An exact repetition of all the entries that follow is required.

-- Opening Marker --

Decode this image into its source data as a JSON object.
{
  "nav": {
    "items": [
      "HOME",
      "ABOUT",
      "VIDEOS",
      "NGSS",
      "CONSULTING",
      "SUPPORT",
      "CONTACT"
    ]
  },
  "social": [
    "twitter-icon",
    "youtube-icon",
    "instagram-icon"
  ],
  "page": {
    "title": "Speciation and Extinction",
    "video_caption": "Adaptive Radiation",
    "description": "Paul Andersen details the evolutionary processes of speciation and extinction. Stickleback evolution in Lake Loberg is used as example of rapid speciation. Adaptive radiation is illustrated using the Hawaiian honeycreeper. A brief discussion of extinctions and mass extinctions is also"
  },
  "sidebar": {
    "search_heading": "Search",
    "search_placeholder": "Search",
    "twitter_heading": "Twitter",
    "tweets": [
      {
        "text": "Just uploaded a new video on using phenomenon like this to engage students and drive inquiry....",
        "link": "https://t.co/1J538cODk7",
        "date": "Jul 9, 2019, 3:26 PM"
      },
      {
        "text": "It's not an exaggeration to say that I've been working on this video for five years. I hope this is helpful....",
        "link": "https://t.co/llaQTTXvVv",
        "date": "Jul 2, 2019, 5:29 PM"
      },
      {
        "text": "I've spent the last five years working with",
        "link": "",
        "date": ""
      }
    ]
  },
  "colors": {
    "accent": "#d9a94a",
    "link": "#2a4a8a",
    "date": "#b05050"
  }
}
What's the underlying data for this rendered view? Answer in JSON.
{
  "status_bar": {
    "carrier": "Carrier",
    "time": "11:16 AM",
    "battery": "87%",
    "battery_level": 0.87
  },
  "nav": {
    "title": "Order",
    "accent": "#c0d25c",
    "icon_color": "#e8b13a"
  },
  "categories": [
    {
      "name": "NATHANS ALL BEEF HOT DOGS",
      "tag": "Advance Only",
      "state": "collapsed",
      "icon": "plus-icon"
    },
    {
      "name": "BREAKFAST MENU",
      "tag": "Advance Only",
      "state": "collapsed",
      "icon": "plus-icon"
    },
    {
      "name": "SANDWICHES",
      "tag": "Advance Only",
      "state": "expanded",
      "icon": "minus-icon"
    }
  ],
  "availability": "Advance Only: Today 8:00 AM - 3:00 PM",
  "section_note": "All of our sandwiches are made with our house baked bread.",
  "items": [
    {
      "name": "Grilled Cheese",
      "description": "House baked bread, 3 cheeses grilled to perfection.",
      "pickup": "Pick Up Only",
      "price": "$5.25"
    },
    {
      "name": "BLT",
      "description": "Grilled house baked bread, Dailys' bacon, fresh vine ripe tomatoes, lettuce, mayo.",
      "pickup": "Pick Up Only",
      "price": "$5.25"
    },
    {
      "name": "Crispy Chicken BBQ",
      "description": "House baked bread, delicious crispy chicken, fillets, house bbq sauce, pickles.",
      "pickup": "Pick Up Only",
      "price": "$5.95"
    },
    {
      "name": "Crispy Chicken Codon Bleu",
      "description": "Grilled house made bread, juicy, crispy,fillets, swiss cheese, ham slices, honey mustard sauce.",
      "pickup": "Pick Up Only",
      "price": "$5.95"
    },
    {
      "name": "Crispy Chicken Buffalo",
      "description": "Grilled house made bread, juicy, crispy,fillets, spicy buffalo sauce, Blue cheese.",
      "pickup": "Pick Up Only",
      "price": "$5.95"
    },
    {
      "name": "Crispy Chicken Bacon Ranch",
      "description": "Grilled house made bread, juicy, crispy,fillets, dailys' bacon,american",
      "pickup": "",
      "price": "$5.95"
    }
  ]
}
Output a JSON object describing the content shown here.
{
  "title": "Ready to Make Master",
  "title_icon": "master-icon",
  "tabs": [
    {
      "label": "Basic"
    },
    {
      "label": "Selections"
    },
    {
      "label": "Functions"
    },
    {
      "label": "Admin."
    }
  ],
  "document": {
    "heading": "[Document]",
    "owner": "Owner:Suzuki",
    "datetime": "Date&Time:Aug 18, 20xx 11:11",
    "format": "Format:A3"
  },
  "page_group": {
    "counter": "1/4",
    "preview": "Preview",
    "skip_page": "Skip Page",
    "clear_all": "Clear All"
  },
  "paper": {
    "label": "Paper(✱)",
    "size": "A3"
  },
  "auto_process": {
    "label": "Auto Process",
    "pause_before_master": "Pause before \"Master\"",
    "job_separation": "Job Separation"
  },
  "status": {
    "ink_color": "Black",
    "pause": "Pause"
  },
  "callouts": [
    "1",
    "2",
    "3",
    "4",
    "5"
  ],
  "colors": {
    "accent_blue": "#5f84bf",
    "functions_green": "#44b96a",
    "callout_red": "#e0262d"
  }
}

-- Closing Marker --

* **EXPECTED ANSWER**
Decode this image into its source data as a JSON object.
{
  "nav": {
    "items": [
      "HOME",
      "ABOUT",
      "VIDEOS",
      "NGSS",
      "CONSULTING",
      "SUPPORT",
      "CONTACT"
    ]
  },
  "social": [
    "twitter-icon",
    "youtube-icon",
    "instagram-icon"
  ],
  "page": {
    "title": "Speciation and Extinction",
    "video_caption": "Adaptive Radiation",
    "description": "Paul Andersen details the evolutionary processes of speciation and extinction. Stickleback evolution in Lake Loberg is used as example of rapid speciation. Adaptive radiation is illustrated using the Hawaiian honeycreeper. A brief discussion of extinctions and mass extinctions is also"
  },
  "sidebar": {
    "search_heading": "Search",
    "search_placeholder": "Search",
    "twitter_heading": "Twitter",
    "tweets": [
      {
        "text": "Just uploaded a new video on using phenomenon like this to engage students and drive inquiry....",
        "link": "https://t.co/1J538cODk7",
        "date": "Jul 9, 2019, 3:26 PM"
      },
      {
        "text": "It's not an exaggeration to say that I've been working on this video for five years. I hope this is helpful....",
        "link": "https://t.co/llaQTTXvVv",
        "date": "Jul 2, 2019, 5:29 PM"
      },
      {
        "text": "I've spent the last five years working with",
        "link": "",
        "date": ""
      }
    ]
  },
  "colors": {
    "accent": "#d9a94a",
    "link": "#2a4a8a",
    "date": "#b05050"
  }
}
What's the underlying data for this rendered view? Answer in JSON.
{
  "status_bar": {
    "carrier": "Carrier",
    "time": "11:16 AM",
    "battery": "87%",
    "battery_level": 0.87
  },
  "nav": {
    "title": "Order",
    "accent": "#c0d25c",
    "icon_color": "#e8b13a"
  },
  "categories": [
    {
      "name": "NATHANS ALL BEEF HOT DOGS",
      "tag": "Advance Only",
      "state": "collapsed",
      "icon": "plus-icon"
    },
    {
      "name": "BREAKFAST MENU",
      "tag": "Advance Only",
      "state": "collapsed",
      "icon": "plus-icon"
    },
    {
      "name": "SANDWICHES",
      "tag": "Advance Only",
      "state": "expanded",
      "icon": "minus-icon"
    }
  ],
  "availability": "Advance Only: Today 8:00 AM - 3:00 PM",
  "section_note": "All of our sandwiches are made with our house baked bread.",
  "items": [
    {
      "name": "Grilled Cheese",
      "description": "House baked bread, 3 cheeses grilled to perfection.",
      "pickup": "Pick Up Only",
      "price": "$5.25"
    },
    {
      "name": "BLT",
      "description": "Grilled house baked bread, Dailys' bacon, fresh vine ripe tomatoes, lettuce, mayo.",
      "pickup": "Pick Up Only",
      "price": "$5.25"
    },
    {
      "name": "Crispy Chicken BBQ",
      "description": "House baked bread, delicious crispy chicken, fillets, house bbq sauce, pickles.",
      "pickup": "Pick Up Only",
      "price": "$5.95"
    },
    {
      "name": "Crispy Chicken Codon Bleu",
      "description": "Grilled house made bread, juicy, crispy,fillets, swiss cheese, ham slices, honey mustard sauce.",
      "pickup": "Pick Up Only",
      "price": "$5.95"
    },
    {
      "name": "Crispy Chicken Buffalo",
      "description": "Grilled house made bread, juicy, crispy,fillets, spicy buffalo sauce, Blue cheese.",
      "pickup": "Pick Up Only",
      "price": "$5.95"
    },
    {
      "name": "Crispy Chicken Bacon Ranch",
      "description": "Grilled house made bread, juicy, crispy,fillets, dailys' bacon,american",
      "pickup": "",
      "price": "$5.95"
    }
  ]
}
Output a JSON object describing the content shown here.
{
  "title": "Ready to Make Master",
  "title_icon": "master-icon",
  "tabs": [
    {
      "label": "Basic"
    },
    {
      "label": "Selections"
    },
    {
      "label": "Functions"
    },
    {
      "label": "Admin."
    }
  ],
  "document": {
    "heading": "[Document]",
    "owner": "Owner:Suzuki",
    "datetime": "Date&Time:Aug 18, 20xx 11:11",
    "format": "Format:A3"
  },
  "page_group": {
    "counter": "1/4",
    "preview": "Preview",
    "skip_page": "Skip Page",
    "clear_all": "Clear All"
  },
  "paper": {
    "label": "Paper(✱)",
    "size": "A3"
  },
  "auto_process": {
    "label": "Auto Process",
    "pause_before_master": "Pause before \"Master\"",
    "job_separation": "Job Separation"
  },
  "status": {
    "ink_color": "Black",
    "pause": "Pause"
  },
  "callouts": [
    "1",
    "2",
    "3",
    "4",
    "5"
  ],
  "colors": {
    "accent_blue": "#5f84bf",
    "functions_green": "#44b96a",
    "callout_red": "#e0262d"
  }
}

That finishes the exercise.